Records Block Start

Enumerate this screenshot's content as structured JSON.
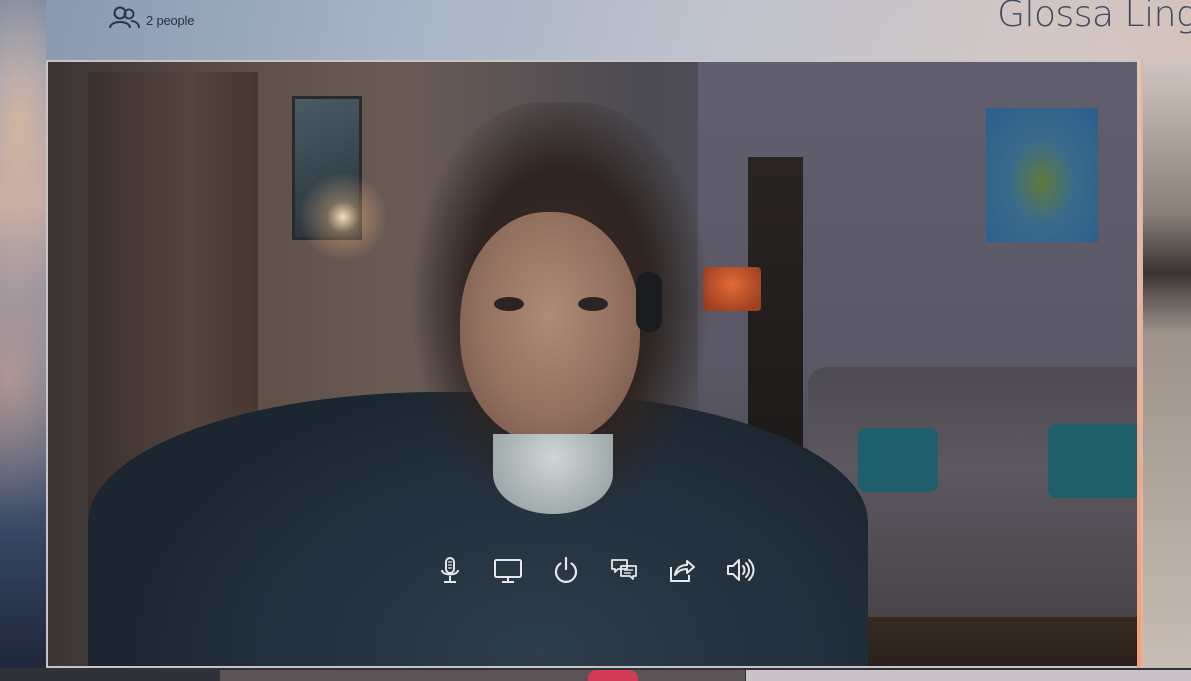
{
  "header": {
    "participants_label": "2 people",
    "brand_text": "Glossa Ling"
  },
  "icons": {
    "participants": "people-icon",
    "microphone": "microphone-icon",
    "screen_share": "monitor-icon",
    "end_call": "power-icon",
    "chat": "chat-icon",
    "share": "share-icon",
    "volume": "volume-icon"
  },
  "colors": {
    "icon_color": "#e8e8ea",
    "header_text": "#2a3148",
    "brand_text": "#3f4a60",
    "accent_badge": "#d23b55"
  }
}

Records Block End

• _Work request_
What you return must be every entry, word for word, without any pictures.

• _Answer below_
Enumerate this screenshot's content as structured JSON.
{
  "header": {
    "participants_label": "2 people",
    "brand_text": "Glossa Ling"
  },
  "icons": {
    "participants": "people-icon",
    "microphone": "microphone-icon",
    "screen_share": "monitor-icon",
    "end_call": "power-icon",
    "chat": "chat-icon",
    "share": "share-icon",
    "volume": "volume-icon"
  },
  "colors": {
    "icon_color": "#e8e8ea",
    "header_text": "#2a3148",
    "brand_text": "#3f4a60",
    "accent_badge": "#d23b55"
  }
}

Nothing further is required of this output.